Should a line in the entries below contain "description", return that line.

* [INPUT MATERIAL]:
━━━━━━━━━━━━━━━━

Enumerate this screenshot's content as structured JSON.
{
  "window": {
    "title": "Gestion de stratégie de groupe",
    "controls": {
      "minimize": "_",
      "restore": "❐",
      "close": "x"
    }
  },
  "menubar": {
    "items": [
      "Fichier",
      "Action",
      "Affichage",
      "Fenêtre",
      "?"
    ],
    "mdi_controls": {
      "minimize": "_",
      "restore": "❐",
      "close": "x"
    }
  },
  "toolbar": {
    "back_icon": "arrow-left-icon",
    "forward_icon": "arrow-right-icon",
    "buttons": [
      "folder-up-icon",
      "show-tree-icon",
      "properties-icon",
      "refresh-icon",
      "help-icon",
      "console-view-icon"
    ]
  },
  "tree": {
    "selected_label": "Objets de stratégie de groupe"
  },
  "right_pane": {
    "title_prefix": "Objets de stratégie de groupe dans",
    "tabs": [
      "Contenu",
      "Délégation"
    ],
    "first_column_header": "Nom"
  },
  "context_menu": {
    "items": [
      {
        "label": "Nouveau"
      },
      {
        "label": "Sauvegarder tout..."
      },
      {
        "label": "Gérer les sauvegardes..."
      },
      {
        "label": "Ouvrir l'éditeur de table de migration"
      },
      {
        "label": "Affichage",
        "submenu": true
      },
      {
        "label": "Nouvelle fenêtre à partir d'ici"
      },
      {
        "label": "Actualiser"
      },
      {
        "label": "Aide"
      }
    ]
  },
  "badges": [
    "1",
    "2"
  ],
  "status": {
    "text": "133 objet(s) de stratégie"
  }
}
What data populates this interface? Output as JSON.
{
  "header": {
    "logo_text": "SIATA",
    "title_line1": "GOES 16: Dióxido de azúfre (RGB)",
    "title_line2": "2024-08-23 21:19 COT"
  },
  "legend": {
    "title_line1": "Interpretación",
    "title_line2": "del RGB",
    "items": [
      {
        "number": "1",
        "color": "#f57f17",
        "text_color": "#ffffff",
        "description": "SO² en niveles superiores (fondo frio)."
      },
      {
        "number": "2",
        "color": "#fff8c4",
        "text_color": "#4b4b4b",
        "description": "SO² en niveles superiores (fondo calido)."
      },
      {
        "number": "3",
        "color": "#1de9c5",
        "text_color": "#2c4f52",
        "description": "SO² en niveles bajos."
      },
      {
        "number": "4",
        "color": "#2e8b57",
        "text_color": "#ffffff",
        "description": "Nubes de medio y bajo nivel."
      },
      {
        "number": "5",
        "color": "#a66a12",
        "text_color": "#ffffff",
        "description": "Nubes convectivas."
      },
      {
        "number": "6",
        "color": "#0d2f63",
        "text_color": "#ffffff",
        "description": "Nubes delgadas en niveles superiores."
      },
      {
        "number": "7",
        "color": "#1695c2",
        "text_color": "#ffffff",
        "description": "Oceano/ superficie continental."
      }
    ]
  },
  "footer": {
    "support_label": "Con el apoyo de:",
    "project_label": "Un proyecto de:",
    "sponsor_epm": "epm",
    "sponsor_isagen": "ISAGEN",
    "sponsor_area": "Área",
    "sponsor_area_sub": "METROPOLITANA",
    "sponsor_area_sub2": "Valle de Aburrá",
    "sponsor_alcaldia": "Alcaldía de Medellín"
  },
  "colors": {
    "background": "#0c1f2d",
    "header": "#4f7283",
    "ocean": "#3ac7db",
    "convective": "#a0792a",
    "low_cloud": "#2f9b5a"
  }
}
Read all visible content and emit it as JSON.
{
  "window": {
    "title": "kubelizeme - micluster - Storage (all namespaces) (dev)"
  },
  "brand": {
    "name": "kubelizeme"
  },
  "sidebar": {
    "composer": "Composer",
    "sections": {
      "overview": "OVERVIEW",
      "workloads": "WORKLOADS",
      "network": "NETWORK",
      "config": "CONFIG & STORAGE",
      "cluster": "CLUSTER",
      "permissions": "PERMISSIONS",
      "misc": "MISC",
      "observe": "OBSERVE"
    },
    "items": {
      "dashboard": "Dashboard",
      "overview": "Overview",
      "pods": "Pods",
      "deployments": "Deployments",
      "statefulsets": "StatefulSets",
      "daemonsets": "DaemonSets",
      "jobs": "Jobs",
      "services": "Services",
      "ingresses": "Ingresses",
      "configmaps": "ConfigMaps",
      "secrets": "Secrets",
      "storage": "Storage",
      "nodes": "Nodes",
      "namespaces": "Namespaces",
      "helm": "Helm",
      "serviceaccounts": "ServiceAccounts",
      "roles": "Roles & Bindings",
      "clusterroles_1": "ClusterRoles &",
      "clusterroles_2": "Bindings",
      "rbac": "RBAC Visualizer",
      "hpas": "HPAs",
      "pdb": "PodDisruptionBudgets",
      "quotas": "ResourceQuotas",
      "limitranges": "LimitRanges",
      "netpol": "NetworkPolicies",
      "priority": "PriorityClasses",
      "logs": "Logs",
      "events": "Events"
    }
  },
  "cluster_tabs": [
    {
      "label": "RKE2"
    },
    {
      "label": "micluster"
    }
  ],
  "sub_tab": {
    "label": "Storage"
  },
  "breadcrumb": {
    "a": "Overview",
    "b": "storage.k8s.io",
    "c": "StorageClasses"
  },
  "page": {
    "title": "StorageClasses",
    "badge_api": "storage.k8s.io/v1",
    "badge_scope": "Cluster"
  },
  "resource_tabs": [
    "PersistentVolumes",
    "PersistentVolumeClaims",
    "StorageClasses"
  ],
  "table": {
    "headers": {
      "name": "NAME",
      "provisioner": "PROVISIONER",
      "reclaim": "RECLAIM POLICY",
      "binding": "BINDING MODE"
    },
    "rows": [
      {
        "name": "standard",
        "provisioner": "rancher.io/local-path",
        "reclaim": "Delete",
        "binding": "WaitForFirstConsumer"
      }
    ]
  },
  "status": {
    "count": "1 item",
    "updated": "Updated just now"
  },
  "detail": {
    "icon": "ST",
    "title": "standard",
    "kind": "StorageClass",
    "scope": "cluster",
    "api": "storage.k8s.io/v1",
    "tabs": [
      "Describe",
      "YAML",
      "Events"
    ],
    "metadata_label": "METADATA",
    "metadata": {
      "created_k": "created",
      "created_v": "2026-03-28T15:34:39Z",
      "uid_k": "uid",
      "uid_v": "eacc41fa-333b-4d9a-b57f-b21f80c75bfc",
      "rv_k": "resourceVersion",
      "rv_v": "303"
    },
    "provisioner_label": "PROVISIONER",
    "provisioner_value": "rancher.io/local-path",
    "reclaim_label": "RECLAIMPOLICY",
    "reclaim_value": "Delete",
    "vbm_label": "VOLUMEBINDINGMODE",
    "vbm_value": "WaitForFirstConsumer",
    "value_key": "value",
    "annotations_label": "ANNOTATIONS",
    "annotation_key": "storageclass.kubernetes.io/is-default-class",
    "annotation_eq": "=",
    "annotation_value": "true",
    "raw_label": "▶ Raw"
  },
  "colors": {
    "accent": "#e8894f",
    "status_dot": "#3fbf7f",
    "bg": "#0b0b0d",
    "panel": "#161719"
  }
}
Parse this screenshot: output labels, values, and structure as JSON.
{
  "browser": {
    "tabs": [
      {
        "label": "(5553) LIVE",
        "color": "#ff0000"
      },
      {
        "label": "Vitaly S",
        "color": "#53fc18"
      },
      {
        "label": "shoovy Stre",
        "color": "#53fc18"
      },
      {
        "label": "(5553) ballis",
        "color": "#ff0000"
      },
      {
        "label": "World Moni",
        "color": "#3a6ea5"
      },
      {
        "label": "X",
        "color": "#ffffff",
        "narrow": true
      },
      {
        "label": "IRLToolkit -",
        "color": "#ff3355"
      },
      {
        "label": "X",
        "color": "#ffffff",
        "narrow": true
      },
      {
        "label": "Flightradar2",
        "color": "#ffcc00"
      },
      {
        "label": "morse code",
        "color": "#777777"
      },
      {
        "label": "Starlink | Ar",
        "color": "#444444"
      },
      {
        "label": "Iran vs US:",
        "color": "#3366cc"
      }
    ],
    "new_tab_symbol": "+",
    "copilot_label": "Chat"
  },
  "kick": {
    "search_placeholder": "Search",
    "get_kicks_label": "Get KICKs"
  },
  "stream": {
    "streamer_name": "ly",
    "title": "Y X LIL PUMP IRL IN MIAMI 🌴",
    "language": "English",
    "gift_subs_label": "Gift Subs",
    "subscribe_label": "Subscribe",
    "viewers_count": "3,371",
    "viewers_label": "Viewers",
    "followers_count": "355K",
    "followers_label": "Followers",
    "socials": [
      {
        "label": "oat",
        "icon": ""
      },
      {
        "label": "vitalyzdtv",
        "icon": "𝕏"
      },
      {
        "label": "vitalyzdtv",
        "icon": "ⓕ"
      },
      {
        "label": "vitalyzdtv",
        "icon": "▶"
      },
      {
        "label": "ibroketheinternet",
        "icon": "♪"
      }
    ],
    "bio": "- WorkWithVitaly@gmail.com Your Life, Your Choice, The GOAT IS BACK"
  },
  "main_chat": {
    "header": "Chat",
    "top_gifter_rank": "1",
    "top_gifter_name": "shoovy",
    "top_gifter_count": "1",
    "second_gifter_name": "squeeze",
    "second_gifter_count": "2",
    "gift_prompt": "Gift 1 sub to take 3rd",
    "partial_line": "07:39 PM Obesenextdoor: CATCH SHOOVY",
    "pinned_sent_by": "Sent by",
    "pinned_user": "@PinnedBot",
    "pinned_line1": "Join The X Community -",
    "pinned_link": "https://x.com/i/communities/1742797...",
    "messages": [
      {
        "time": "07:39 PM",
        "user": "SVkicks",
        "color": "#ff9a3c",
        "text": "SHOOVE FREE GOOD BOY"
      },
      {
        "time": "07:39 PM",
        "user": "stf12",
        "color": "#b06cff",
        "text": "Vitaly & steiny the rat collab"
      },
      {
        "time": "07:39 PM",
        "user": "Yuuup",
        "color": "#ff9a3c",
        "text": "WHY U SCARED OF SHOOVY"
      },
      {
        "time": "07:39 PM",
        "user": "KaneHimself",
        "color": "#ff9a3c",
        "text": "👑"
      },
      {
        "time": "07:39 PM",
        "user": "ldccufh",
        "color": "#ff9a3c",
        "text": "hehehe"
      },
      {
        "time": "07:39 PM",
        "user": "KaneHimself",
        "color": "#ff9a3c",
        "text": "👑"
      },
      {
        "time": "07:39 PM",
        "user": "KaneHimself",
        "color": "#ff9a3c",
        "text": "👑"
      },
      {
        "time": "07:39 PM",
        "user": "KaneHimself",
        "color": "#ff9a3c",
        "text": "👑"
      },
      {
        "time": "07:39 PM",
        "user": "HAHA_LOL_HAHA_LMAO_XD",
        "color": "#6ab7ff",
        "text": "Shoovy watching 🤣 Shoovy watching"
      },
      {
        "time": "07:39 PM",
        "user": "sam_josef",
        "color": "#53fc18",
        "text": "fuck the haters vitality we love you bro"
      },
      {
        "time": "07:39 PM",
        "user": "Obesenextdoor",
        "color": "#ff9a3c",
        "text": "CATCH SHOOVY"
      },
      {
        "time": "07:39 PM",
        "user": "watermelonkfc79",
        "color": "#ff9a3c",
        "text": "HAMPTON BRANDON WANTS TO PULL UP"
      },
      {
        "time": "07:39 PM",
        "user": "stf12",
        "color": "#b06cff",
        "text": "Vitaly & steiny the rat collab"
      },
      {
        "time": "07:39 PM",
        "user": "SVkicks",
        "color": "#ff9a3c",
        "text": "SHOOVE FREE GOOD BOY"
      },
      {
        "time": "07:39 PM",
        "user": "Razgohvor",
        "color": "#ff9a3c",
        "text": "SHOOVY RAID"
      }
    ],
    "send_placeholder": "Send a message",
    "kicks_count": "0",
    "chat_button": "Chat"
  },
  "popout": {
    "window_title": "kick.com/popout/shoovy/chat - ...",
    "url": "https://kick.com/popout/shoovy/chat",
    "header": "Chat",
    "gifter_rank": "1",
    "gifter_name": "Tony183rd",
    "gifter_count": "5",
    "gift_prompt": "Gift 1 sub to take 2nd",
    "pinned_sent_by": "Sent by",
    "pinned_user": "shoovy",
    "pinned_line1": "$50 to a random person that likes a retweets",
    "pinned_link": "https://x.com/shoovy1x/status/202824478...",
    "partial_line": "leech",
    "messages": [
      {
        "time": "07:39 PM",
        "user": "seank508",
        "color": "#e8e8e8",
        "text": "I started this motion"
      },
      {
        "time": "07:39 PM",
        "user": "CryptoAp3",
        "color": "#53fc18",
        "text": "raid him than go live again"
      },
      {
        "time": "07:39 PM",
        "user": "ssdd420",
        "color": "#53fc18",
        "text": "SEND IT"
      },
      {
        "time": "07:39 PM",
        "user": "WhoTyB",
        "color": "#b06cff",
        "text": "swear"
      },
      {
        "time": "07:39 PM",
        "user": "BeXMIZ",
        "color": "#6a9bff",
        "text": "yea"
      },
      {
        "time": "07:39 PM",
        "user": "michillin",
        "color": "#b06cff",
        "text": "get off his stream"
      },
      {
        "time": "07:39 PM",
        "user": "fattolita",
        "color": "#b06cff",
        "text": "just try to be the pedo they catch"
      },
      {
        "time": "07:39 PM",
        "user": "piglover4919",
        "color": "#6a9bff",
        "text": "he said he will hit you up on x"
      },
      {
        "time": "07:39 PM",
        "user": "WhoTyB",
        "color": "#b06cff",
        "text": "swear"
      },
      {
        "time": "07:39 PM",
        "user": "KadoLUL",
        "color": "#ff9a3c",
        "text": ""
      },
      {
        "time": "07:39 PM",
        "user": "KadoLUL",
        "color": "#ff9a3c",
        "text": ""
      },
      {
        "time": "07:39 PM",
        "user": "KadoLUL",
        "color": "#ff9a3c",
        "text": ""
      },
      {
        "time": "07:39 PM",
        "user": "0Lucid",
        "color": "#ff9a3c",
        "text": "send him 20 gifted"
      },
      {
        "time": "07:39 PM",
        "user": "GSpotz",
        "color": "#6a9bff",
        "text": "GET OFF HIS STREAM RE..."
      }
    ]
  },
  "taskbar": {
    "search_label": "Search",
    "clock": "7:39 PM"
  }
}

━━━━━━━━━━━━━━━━

* [ANSWER TO THIS EXERCISE]:
        "description": "SO² en niveles superiores (fondo frio)."
        "description": "SO² en niveles superiores (fondo calido)."
        "description": "SO² en niveles bajos."
        "description": "Nubes de medio y bajo nivel."
        "description": "Nubes convectivas."
        "description": "Nubes delgadas en niveles superiores."
        "description": "Oceano/ superficie continental."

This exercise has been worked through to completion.